The end of the ceasefire was brought about by a shift in the balance of forces inside the Republican movement against the Adams leadership. That change has been coming during the past few months because of the lack of progress towards all-party talks.
There was always a section of the Republican movement who were not keen on the new direction in which Adams is leading them, and who do not really believe that their objectives can be won in this way.
Nevertheless the opponents of Adams’s policy shift had to accept that by the end of the 1980s their strategy had run up against a brick wall. The IRA had not been defeated, but neither had the British, nor were there any signs that the British could be forced to leave.
Sinn Fein had become a relatively successful political force in the North, but there they were not dominant, and they had not made inroads in the South.
The Republican movement had reached the limits of its strategy.
So inside the movement the Adams group managed to persuade people to try a new policy: shelving the military campaign in return for political support from Dublin and Washington. Those who were sceptical were at least persuaded to tolerate it. For example, I do not think that Martin McGuinness has ever really believed that the Adams strategy would work, but he was prepared to see it tested.
One of the problems has been that Adams oversold what could be expected from the British. His group encouraged the belief that all-party talks would be arranged quickly. But I do not believe that there actually ever was a deal with the British to get into talks within three months, which is the period Adams has mentioned.

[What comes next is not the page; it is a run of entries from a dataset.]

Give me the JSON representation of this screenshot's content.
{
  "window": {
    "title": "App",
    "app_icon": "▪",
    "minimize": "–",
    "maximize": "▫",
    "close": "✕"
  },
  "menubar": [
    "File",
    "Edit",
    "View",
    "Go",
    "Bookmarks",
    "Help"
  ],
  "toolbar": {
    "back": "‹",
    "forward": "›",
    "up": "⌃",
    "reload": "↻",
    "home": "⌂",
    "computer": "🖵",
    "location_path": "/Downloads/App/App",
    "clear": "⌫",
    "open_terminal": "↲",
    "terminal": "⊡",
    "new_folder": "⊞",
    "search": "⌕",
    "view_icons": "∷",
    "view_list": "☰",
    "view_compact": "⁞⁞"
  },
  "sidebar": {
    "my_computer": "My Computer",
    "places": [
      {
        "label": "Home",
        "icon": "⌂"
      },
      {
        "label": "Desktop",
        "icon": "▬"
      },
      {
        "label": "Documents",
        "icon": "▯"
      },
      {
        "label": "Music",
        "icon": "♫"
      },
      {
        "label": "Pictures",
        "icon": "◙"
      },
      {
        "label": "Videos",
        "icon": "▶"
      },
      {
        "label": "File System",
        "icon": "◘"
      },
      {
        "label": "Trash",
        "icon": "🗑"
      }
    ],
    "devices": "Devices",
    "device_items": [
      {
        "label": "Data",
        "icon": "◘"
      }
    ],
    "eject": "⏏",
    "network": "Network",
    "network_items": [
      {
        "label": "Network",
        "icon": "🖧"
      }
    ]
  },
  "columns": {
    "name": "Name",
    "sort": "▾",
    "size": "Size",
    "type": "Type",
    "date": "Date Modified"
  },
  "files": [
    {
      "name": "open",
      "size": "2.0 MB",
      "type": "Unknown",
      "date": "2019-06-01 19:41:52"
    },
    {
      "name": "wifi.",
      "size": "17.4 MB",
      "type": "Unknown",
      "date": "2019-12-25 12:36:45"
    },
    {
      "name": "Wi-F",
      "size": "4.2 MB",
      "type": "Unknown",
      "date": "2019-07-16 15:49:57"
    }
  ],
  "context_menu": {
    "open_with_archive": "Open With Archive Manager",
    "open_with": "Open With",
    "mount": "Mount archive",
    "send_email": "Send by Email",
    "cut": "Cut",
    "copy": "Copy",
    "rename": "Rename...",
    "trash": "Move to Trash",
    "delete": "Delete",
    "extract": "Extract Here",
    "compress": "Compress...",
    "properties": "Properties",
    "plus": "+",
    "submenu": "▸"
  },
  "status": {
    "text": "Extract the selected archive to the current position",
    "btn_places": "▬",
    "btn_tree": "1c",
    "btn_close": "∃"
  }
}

And the British government have not helped. There were areas that the British could have moved on relatively easily — for example, on the question of the prisoners. But they did not.
On other issues the British government were always going to have difficulties. The fundamental constitutional reforms the Republicans want are going to be very hard to arrange.
It is also going to be hard for the British to fix all-party talks. I do not know if Adams ever really believed that the British would act in this way. But he at least hoped they would, and led others to expect they would.
I think that Adams had become persuaded that the Anglo-Irish Agreement indicated that some sort of accommodation might be reached with a section of the British political elite for a gradual process of extrication. In other words Adams now accepts that the British are not going to say that they will leave in five or ten years. However he believes that it is possible to create “interim structures” which will amount in effect to joint British-Southern authority over the North leading up to British withdrawal in — perhaps — two decades time.
That was the new strategy. It is a move away from the idea that the British can be forced out, and it represents a recognition by Adams’s group that Britain has no real interest in being in Northern Ireland. That is why the parts of the Downing Street Declaration and the Framework Document which say that Britain has no selfish economic or strategic interests in the North were so important for the Republican movement.
One of the ideas behind the Anglo-Irish Agreement was that the conflict could best be “managed” at an inter-governmental level, rather than trying to get the local politicians to agree. However the present process — if it has not totally fallen apart — does involve giving a bigger role to internal political forces. The Framework Document envisaged quite developed political structures in Northern Ireland. The idea here is to make agreement easier for the main Unionist parties.
Adams believes that the Protestants can not be forced into a united Ireland. On the other had both he and John Hume are looking to the British to pressurise and educate the Protestants.
At the core of Adams’s strategy is the idea that the British must take up this active role. And this itself is a major problem with the Adams strategy.
It is possible to imagine a bourgeois interim-solution: some sort of regional Á government in Northern Ireland based on power-sharing; North-South institutions as envisaged in the Framework Document. I would not have a problem with this if it could actually be made to work. However, my basic doubt about the feasibility of such an arrangement is that it is difficult to see the Unionists accepting any solution with a strong North-South dimension.
Over the past decade the rift between communities has actually deepened. This makes the internal basis for this type of agreement very difficult to construct.
There is a hidden history of class politics in the north of Ireland manifested in both communities. It was embodied in the Northern Irish Labour Party (NILP) during the post-war period up until the early 1960s. That tradition was essentially destroyed by the Troubles.
Organisations like the PUP and the DUP look back to that type of politics, but they are different in important respects. In theory, if not in practice, the NILP tried to transcend the sectarian divide. But the PUP and DUP should really be seen as a reflection of class politics within the Protestant bloc. They do not really look to go beyond their community. They are strongly influenced by community politics, which almost necessarily in Northern Ireland means communal politics.
Nevertheless these organisations do at least talk a language of compromise and may be, for some people, a step away from sectarianism.
The emergence of the PUP comes — to some degree — from the crisis of the Workers’ Party. After the demise of the NILP the Workers’ Party represented the re-birth of social democratic politics, albeit on a largely Catholic basis. Since the Workers’ Party split across Ireland the Party in the North has lost influence and retreated into its traditional, most-easily mobilised, Catholic, old-Official heartlands.
The other half of the split, the Democratic Left, continues to have considerable support in the Irish Republic, but has failed to take off significantly in Northern Ireland.
So the non-sectarian alternatives in the North are currently weak — outside some very small socialist groups.
Henry Patterson is a professor of politics at the University of Ulster.